Awhile back, we wrote about the practice of named plaintiffs asserting state-law claims arising under the laws of states in which no named plaintiff resides. Our last post looked at a decision out of the Northern District of California. More recently, a decision from the Southern District of New York has addressed the issue.
In Kaatz v. Hyland’s, 2016 WL 3676697 (S.D.N.Y. July 6, 2016), the court addressed a defense argument that the plaintiffs lacked standing to bring a putative nationwide class action under any state’s laws except their own. The court disagreed:

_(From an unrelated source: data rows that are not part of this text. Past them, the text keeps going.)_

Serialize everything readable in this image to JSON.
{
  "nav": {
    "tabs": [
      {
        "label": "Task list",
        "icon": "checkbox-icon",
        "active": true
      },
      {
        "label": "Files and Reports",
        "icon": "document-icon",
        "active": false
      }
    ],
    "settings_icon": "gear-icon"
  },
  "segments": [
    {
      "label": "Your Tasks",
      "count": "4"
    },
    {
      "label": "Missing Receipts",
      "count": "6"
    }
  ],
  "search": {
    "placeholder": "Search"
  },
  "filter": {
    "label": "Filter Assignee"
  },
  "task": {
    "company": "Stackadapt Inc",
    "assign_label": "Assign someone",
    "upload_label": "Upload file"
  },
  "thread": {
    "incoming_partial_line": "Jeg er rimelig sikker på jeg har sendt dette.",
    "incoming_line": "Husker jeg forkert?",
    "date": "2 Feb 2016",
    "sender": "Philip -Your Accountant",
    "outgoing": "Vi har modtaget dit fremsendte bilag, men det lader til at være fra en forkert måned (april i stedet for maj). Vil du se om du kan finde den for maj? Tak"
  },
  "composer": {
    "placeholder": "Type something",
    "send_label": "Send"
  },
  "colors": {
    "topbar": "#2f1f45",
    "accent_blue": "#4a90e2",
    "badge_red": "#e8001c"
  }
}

Although standing is generally a threshold issue for an Article III court to determine at the outset of the case, the Supreme Court created an exception for courts to address class certification prior to standing when certification issues are logically antecedent to Article III concerns.
There is a growing consensus among district courts that class certification is logically antecedent, where its outcome will affect the Article III standing determination, and the weight of authority holds that in general class certification should come first. In other words, when class certification is the source of the potential standing problems, class certification should precede the standing inquiry.
(Quotations and citations omitted.)